The 22nd annual Colorado Governor’s Invitational Art Show and Sale opens April 27th in Loveland, Colorado, at the Loveland Museum Gallery. Following are my four entries and their stories. For those who live nearby, in conjunction with the show I will also be performing a new Art Theatre (live painting) piece at the Bill Reed Middle School auditorium at 2pm on Saturday, the 27th. Admission is free for this event but you must have a ticket. For info, visit: http://www.governorsartshow.org.
Luneburg – Co-existence of Centuries:
Luneburg is an historic town in Northern Germany, officially founded in 956. Luneburg’s salt trade made it an important and wealthy town during the Middle Ages. Unlike many German towns, it was left undamaged during World War 2, and its old town square has many well-preserved buildings, the oldest of which dates to around 1400. Pictured in the painting is St. Michael’s Church, which opened in 1409 and schooled Johann Sebastian Bach for a time. J. S. sang soprano in the boys choir at St. Michael’s.

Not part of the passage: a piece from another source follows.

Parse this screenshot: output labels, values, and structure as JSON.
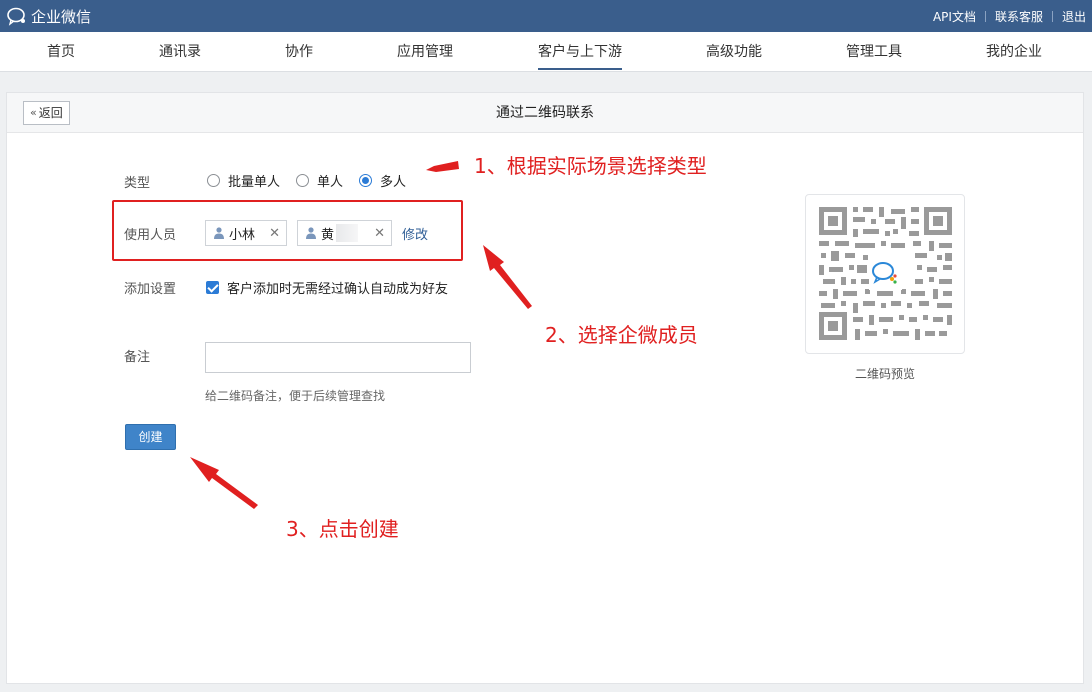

The painting was created from a plein air study I did while in Germany last summer. When I set out, I had a particular view in mind that I wanted to paint; a view that I had noticed the day before while touring the city. But as is sometimes the case, when I arrived with my painting gear at the location, the view wasn’t as inspiring as I had remembered it. I took a walk and found the above view down an alley a few blocks away. Of all the cityscape compositions I’ve stumbled across in my painting career, this is my favorite so far. I could give my reasons for this if anyone is interested.
This painting was actually painted for an upcoming art exhibit that Mollie and I are preparing. The show will go up in November at the Loveland Museum-Gallery, in the Foote Gallery, and will be themed around our Germany trip.

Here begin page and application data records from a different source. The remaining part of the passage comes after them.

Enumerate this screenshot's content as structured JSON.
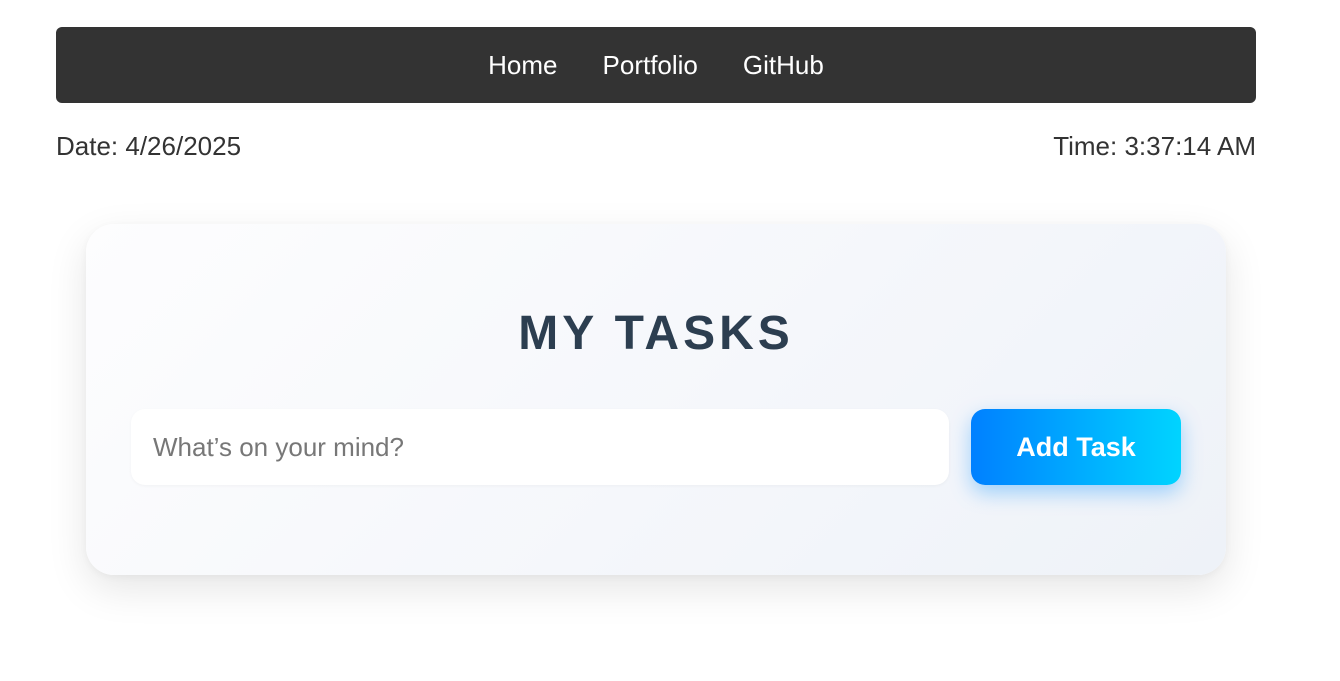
{
  "nav": {
    "links": [
      {
        "label": "Home"
      },
      {
        "label": "Portfolio"
      },
      {
        "label": "GitHub"
      }
    ]
  },
  "info": {
    "date_text": "Date: 4/26/2025",
    "time_text": "Time: 3:37:14 AM"
  },
  "card": {
    "title": "MY TASKS",
    "input": {
      "value": "",
      "placeholder": "What’s on your mind?"
    },
    "add_button_label": "Add Task"
  },
  "colors": {
    "navbar_bg": "#333333",
    "title": "#2c3e50",
    "button_gradient_start": "#0080ff",
    "button_gradient_end": "#00d4ff"
  }
}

Calm Before the Storm:
A few years ago I illustrated a children’s book. I happened to be looking over some photos I had shot for that project, and realized there was some great reference there. This painting is a reworking of one of those photos. I think painting and music compliment each other in many ways. In addition, many musical instruments are beautifully shaped and crafted.
For years I was a purist, refusing to work from photos. While I still prefer working from life, I definitely no longer feel constrained to only paint from life, and I feel that my earlier practice was good foundation for whatever I want to do next.
One night I was enjoying a house concert in my neighborhood when I realized that the composition and lighting on the guitar player were extraordinary. I asked to borrow someone’s camera and shot a few photos. This painting is the result.
Monument Valley Roadscape:
On the way home from a plein air festival in Sedona, Arizona, I drove through Monument Valley for the first time, and knew I wanted to paint the buttes in the valley. I secretly hope this painting doesn’t sell as it’s one of my favorite landscape paintings to date.